I always thought Pocahontas was a very interesting Disney character.
She’s a free spirit and a Native American. She is depicted as strong and feminine, but the real story behind Pocahontas is not as spirited and lively as she is made out to be. There are many accounts of the legend of Pocahontas based on John Smith’s letters and experiences, but there is no consensus for the true story.
Her story begins with a false name. Pocahontas is a nickname meaning the “naughty one” or the “spoiled one”, and her real name was Matoaka. It is unclear if she actually saved John Smith because the release of the letter John Smith wrote about Pocahontas was after her death. The letter stating the occurrence of events related to saving him goes as follows,
“Two great stones were brought before Powhatan: then as many as could laid hands on him [Smith], dragged him to them, and thereon laid his head, and being ready with their clubs, to beat out his brains, Pocahontas the Kings dearest daughter, when no entreaty could prevail, got his head in her arms, and laid her own upon his to save him from death.”
Scholars believe either the claim is true or that it is falsified evidence to further instigate that there was an intimate relationship between John Smith and Pocahontas. Pocahontas actually was held captive in Jamestown for a year and would only be released if she married John Rolfe.

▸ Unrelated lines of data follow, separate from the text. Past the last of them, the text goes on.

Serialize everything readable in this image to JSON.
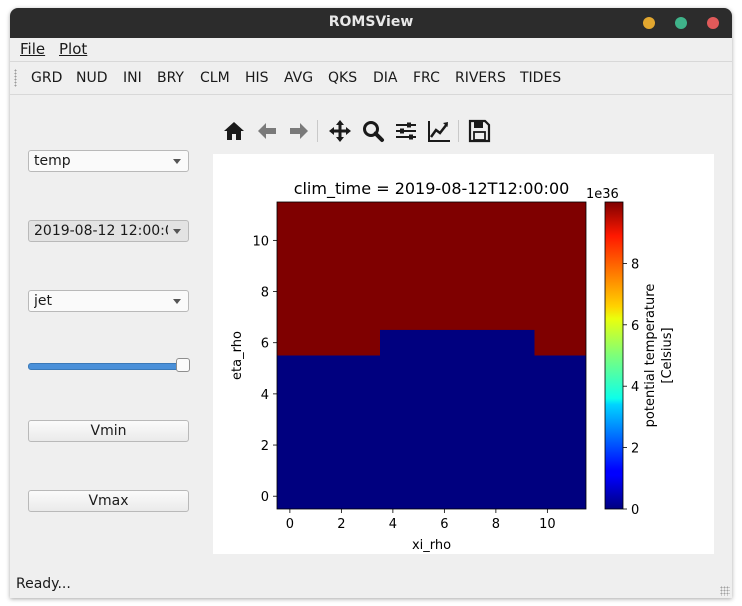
{
  "window": {
    "title": "ROMSView"
  },
  "menu": [
    {
      "label": "File"
    },
    {
      "label": "Plot"
    }
  ],
  "toolbar": {
    "items": [
      "GRD",
      "NUD",
      "INI",
      "BRY",
      "CLM",
      "HIS",
      "AVG",
      "QKS",
      "DIA",
      "FRC",
      "RIVERS",
      "TIDES"
    ]
  },
  "controls": {
    "variable": "temp",
    "time": "2019-08-12 12:00:00",
    "colormap": "jet",
    "slider_fraction": 1.0,
    "vmin_label": "Vmin",
    "vmax_label": "Vmax"
  },
  "navbar_icons": [
    "home-icon",
    "back-icon",
    "forward-icon",
    "pan-icon",
    "zoom-icon",
    "configure-subplots-icon",
    "edit-axes-icon",
    "save-icon"
  ],
  "status": "Ready...",
  "chart_data": {
    "type": "heatmap",
    "title": "clim_time = 2019-08-12T12:00:00",
    "xlabel": "xi_rho",
    "ylabel": "eta_rho",
    "xlim": [
      -0.5,
      11.5
    ],
    "ylim": [
      -0.5,
      11.5
    ],
    "xticks": [
      0,
      2,
      4,
      6,
      8,
      10
    ],
    "yticks": [
      0,
      2,
      4,
      6,
      8,
      10
    ],
    "grid": false,
    "colormap": "jet",
    "low_value": 0,
    "high_value": 1e+37,
    "low_region": [
      {
        "x0": -0.5,
        "x1": 11.5,
        "y0": -0.5,
        "y1": 5.5
      },
      {
        "x0": 3.5,
        "x1": 9.5,
        "y0": 5.5,
        "y1": 6.5
      }
    ],
    "colorbar": {
      "label_line1": "potential temperature",
      "label_line2": "[Celsius]",
      "ticks": [
        0,
        2,
        4,
        6,
        8
      ],
      "tick_labels": [
        "0",
        "2",
        "4",
        "6",
        "8"
      ],
      "range": [
        0,
        10
      ],
      "offset_text": "1e36"
    },
    "colors": {
      "low": "#00007f",
      "high": "#7f0000"
    }
  }
}
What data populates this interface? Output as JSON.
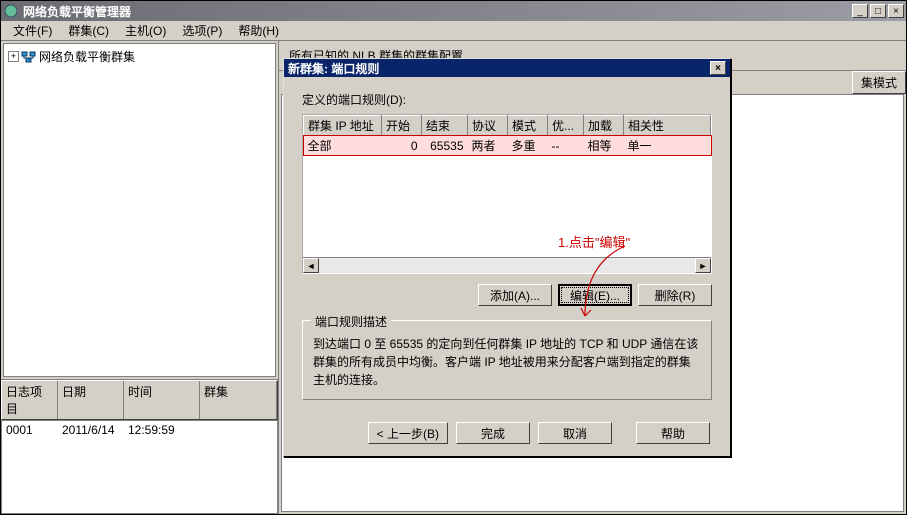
{
  "window": {
    "title": "网络负载平衡管理器",
    "menu": [
      "文件(F)",
      "群集(C)",
      "主机(O)",
      "选项(P)",
      "帮助(H)"
    ],
    "tree_root": "网络负载平衡群集",
    "top_label": "所有已知的 NLB 群集的群集配置",
    "list_col_truncated": "集模式"
  },
  "log": {
    "cols": [
      "日志项目",
      "日期",
      "时间",
      "群集"
    ],
    "row": {
      "id": "0001",
      "date": "2011/6/14",
      "time": "12:59:59",
      "cluster": ""
    }
  },
  "dialog": {
    "title": "新群集:  端口规则",
    "field_label": "定义的端口规则(D):",
    "cols": [
      "群集 IP 地址",
      "开始",
      "结束",
      "协议",
      "模式",
      "优...",
      "加载",
      "相关性"
    ],
    "row": {
      "ip": "全部",
      "start": "0",
      "end": "65535",
      "proto": "两者",
      "mode": "多重",
      "pri": "--",
      "load": "相等",
      "aff": "单一"
    },
    "btn_add": "添加(A)...",
    "btn_edit": "编辑(E)...",
    "btn_remove": "删除(R)",
    "group_title": "端口规则描述",
    "desc": "到达端口 0 至 65535 的定向到任何群集 IP 地址的 TCP 和 UDP 通信在该群集的所有成员中均衡。客户端 IP 地址被用来分配客户端到指定的群集主机的连接。",
    "btn_back": "< 上一步(B)",
    "btn_finish": "完成",
    "btn_cancel": "取消",
    "btn_help": "帮助"
  },
  "annotation": "1.点击\"编辑\""
}
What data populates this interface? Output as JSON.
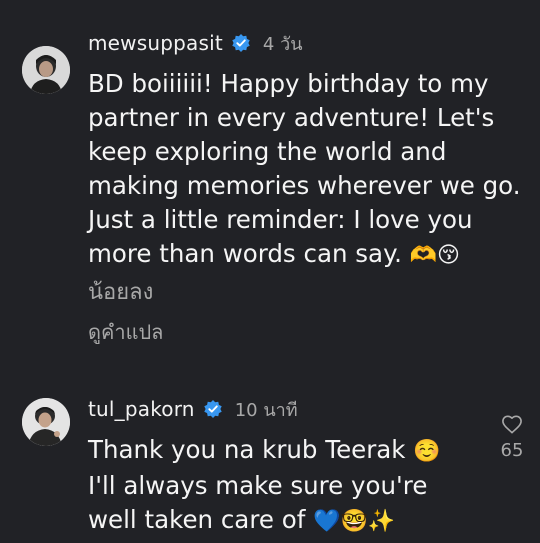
{
  "comments": [
    {
      "username": "mewsuppasit",
      "time": "4 วัน",
      "body_lines": [
        "BD boiiiiii! Happy birthday to my",
        "partner in every adventure! Let's",
        "keep exploring the world and",
        "making memories wherever we go.",
        "Just a little reminder: I love you",
        "more than words can say."
      ],
      "body_emoji": "🫶😚",
      "see_less": "น้อยลง",
      "translate": "ดูคำแปล"
    },
    {
      "username": "tul_pakorn",
      "time": "10 นาที",
      "body_lines": [
        "Thank you na krub Teerak",
        "I'll always make sure you're",
        "well taken care of"
      ],
      "line1_emoji": "☺️",
      "line3_emoji": "💙🤓✨",
      "like_count": "65"
    }
  ],
  "colors": {
    "background": "#212226",
    "primary_text": "#f5f5f5",
    "secondary_text": "#a8a8a8",
    "verified_badge": "#3897f0"
  },
  "icons": [
    "verified-badge-icon",
    "heart-outline-icon"
  ]
}
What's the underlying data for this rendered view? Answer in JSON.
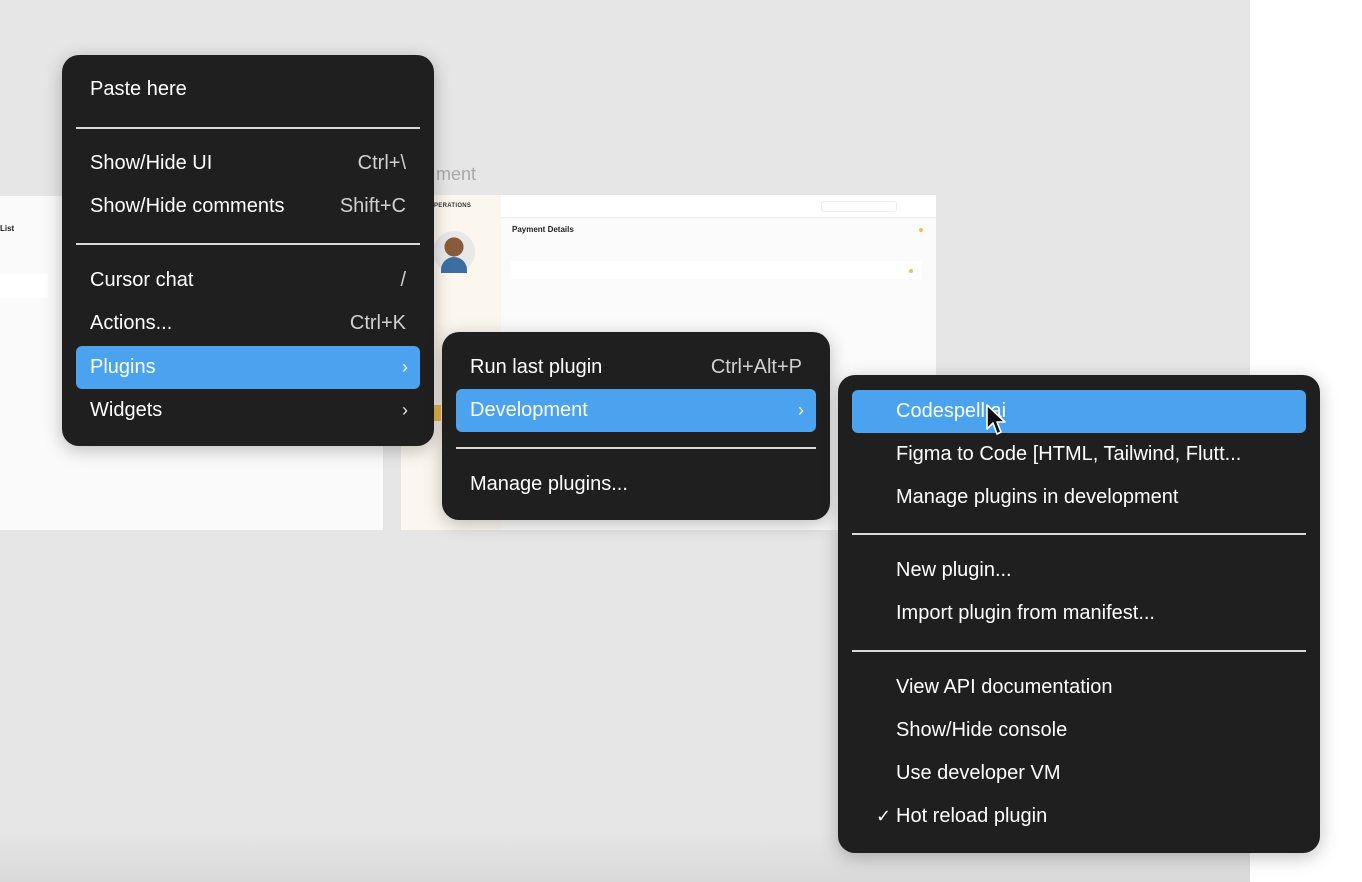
{
  "canvas": {
    "left_frame": {
      "title": "List",
      "small_text": "",
      "card_text": ""
    },
    "right_frame": {
      "label": "ment",
      "sidebar_title": "OPERATIONS",
      "sidebar_name": "",
      "payment_title": "Payment Details"
    }
  },
  "context_menu": {
    "paste": {
      "label": "Paste here"
    },
    "show_hide_ui": {
      "label": "Show/Hide UI",
      "shortcut": "Ctrl+\\"
    },
    "show_hide_comments": {
      "label": "Show/Hide comments",
      "shortcut": "Shift+C"
    },
    "cursor_chat": {
      "label": "Cursor chat",
      "shortcut": "/"
    },
    "actions": {
      "label": "Actions...",
      "shortcut": "Ctrl+K"
    },
    "plugins": {
      "label": "Plugins",
      "arrow": "›"
    },
    "widgets": {
      "label": "Widgets",
      "arrow": "›"
    }
  },
  "plugins_menu": {
    "run_last": {
      "label": "Run last plugin",
      "shortcut": "Ctrl+Alt+P"
    },
    "development": {
      "label": "Development",
      "arrow": "›"
    },
    "manage": {
      "label": "Manage plugins..."
    }
  },
  "development_menu": {
    "codespell": {
      "label": "Codespell.ai"
    },
    "figma_to_code": {
      "label": "Figma to Code [HTML, Tailwind, Flutt..."
    },
    "manage_dev": {
      "label": "Manage plugins in development"
    },
    "new_plugin": {
      "label": "New plugin..."
    },
    "import_manifest": {
      "label": "Import plugin from manifest..."
    },
    "api_docs": {
      "label": "View API documentation"
    },
    "console": {
      "label": "Show/Hide console"
    },
    "dev_vm": {
      "label": "Use developer VM"
    },
    "hot_reload": {
      "label": "Hot reload plugin",
      "check": "✓"
    }
  },
  "colors": {
    "menu_bg": "#1f1f1f",
    "highlight": "#4ba3f0",
    "canvas_bg": "#e6e6e6"
  },
  "icons": {
    "cursor": "pointer-cursor-icon",
    "submenu": "chevron-right-icon",
    "check": "checkmark-icon"
  }
}
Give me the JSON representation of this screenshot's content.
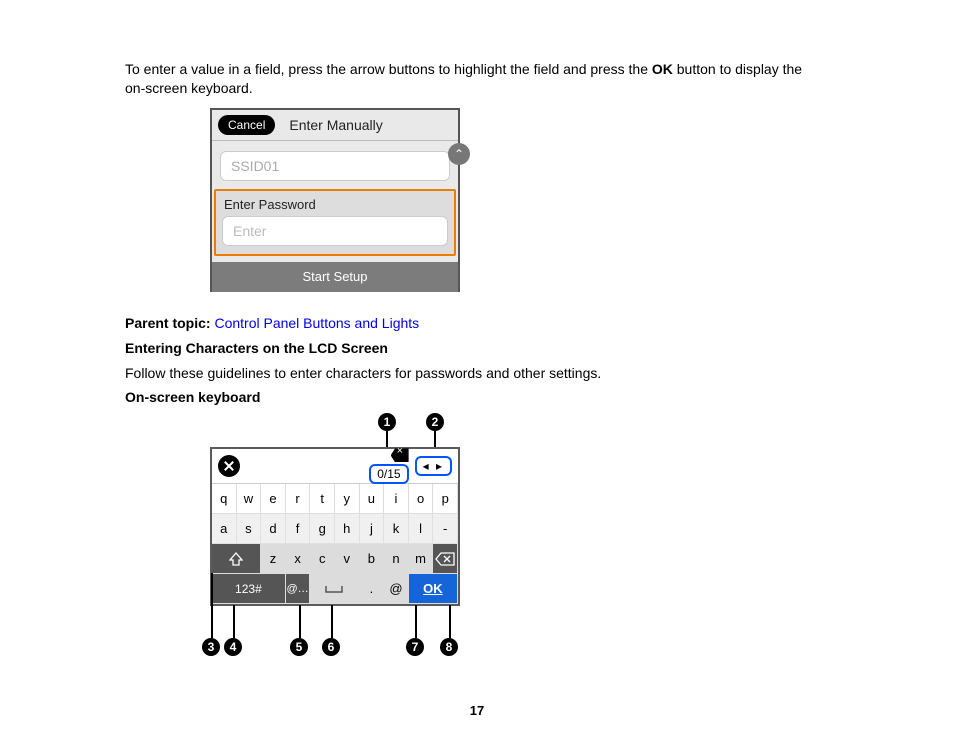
{
  "intro": {
    "text_before_bold": "To enter a value in a field, press the arrow buttons to highlight the field and press the ",
    "bold": "OK",
    "text_after_bold": " button to display the on-screen keyboard."
  },
  "lcd1": {
    "cancel": "Cancel",
    "title": "Enter Manually",
    "ssid_placeholder": "SSID01",
    "pw_label": "Enter Password",
    "pw_placeholder": "Enter",
    "start": "Start Setup",
    "scroll_glyph": "⌃"
  },
  "parent_topic_label": "Parent topic:",
  "parent_topic_link": "Control Panel Buttons and Lights",
  "section_heading": "Entering Characters on the LCD Screen",
  "section_intro": "Follow these guidelines to enter characters for passwords and other settings.",
  "kb_heading": "On-screen keyboard",
  "keyboard": {
    "counter": "0/15",
    "arrows": "◂  ▸",
    "row1": [
      "q",
      "w",
      "e",
      "r",
      "t",
      "y",
      "u",
      "i",
      "o",
      "p"
    ],
    "row2": [
      "a",
      "s",
      "d",
      "f",
      "g",
      "h",
      "j",
      "k",
      "l",
      "-"
    ],
    "row3_shift": "⇧",
    "row3_keys": [
      "z",
      "x",
      "c",
      "v",
      "b",
      "n",
      "m"
    ],
    "row4_mode": "123#",
    "row4_at_ellipsis": "@…",
    "row4_space": "␣",
    "row4_dot": ".",
    "row4_at": "@",
    "row4_ok": "OK",
    "callouts": [
      "1",
      "2",
      "3",
      "4",
      "5",
      "6",
      "7",
      "8"
    ]
  },
  "page_number": "17"
}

A few years later, Pocahontas died from illness at age 21. It was led to believe that she gained the illness from her captivity in Jamestown or the unfamiliarity of another country affected her greatly.
Although this account of Pocahontas is what is written in history books, I did not want my photo shoot to be tragic or gloomy. I decided to focus on the vividness of the culture and the depiction of Pocahontas from the Disney film instead. I wanted to make the song “Colors of the Wind” come alive in my photos and offer some light of the spirituality of the character and morale. The song itself, focuses on raising awareness of the Euro-centrism of John Smith in the Native world of Pocahontas. Stephen Schwartz, the man who wrote the song for the film, used Native American poetry and imagery to make the song come alive and strongly influence the direction of the film. Seeing how feathers were a signifier of Native American culture and how white war paint symbolizes purity and light, I thought it would be wise to incorporate these elements into the photos.
The forest I chose also shaped the symbolism well and introduced new composition elements for my portraiture.